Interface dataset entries
---------------

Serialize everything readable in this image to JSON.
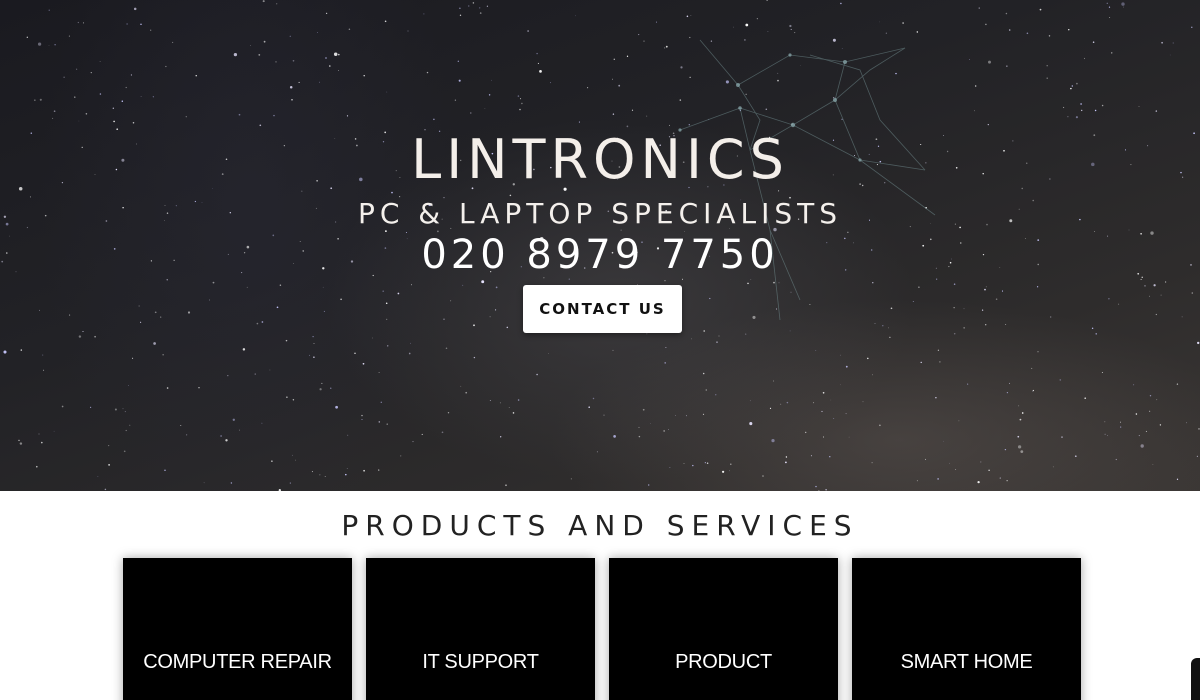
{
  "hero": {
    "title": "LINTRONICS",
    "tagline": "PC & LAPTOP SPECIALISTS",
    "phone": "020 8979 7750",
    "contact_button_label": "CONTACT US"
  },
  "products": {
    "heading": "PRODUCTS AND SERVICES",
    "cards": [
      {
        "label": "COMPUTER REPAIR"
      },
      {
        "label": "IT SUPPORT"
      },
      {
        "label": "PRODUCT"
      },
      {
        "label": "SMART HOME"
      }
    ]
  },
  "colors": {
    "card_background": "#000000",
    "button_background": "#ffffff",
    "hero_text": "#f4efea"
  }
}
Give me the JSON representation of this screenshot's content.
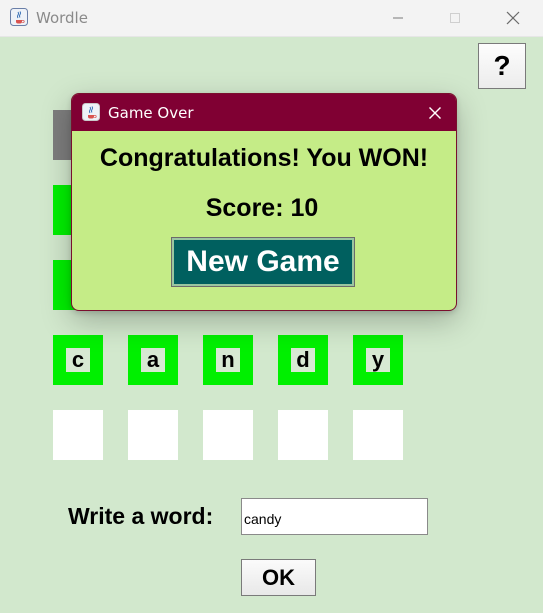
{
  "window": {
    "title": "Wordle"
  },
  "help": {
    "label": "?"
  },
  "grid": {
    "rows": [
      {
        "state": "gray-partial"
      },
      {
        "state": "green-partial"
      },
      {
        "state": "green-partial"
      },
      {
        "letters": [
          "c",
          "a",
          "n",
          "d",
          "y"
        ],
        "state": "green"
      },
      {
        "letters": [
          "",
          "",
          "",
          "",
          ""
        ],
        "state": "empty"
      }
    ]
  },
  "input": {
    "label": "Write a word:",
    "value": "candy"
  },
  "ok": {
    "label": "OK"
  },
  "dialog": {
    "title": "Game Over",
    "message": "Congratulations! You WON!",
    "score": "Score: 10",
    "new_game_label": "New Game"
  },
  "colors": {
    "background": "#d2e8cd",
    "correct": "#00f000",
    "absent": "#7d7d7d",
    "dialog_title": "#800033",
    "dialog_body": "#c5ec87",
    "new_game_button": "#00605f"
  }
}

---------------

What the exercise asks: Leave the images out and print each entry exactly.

Answer area:
Serialize everything readable in this image to JSON.
{
  "hero": {
    "title": "LINTRONICS",
    "tagline": "PC & LAPTOP SPECIALISTS",
    "phone": "020 8979 7750",
    "contact_button_label": "CONTACT US"
  },
  "products": {
    "heading": "PRODUCTS AND SERVICES",
    "cards": [
      {
        "label": "COMPUTER REPAIR"
      },
      {
        "label": "IT SUPPORT"
      },
      {
        "label": "PRODUCT"
      },
      {
        "label": "SMART HOME"
      }
    ]
  },
  "colors": {
    "card_background": "#000000",
    "button_background": "#ffffff",
    "hero_text": "#f4efea"
  }
}
Give me the JSON representation of this screenshot's content.
{
  "window": {
    "title": "Wordle"
  },
  "help": {
    "label": "?"
  },
  "grid": {
    "rows": [
      {
        "state": "gray-partial"
      },
      {
        "state": "green-partial"
      },
      {
        "state": "green-partial"
      },
      {
        "letters": [
          "c",
          "a",
          "n",
          "d",
          "y"
        ],
        "state": "green"
      },
      {
        "letters": [
          "",
          "",
          "",
          "",
          ""
        ],
        "state": "empty"
      }
    ]
  },
  "input": {
    "label": "Write a word:",
    "value": "candy"
  },
  "ok": {
    "label": "OK"
  },
  "dialog": {
    "title": "Game Over",
    "message": "Congratulations! You WON!",
    "score": "Score: 10",
    "new_game_label": "New Game"
  },
  "colors": {
    "background": "#d2e8cd",
    "correct": "#00f000",
    "absent": "#7d7d7d",
    "dialog_title": "#800033",
    "dialog_body": "#c5ec87",
    "new_game_button": "#00605f"
  }
}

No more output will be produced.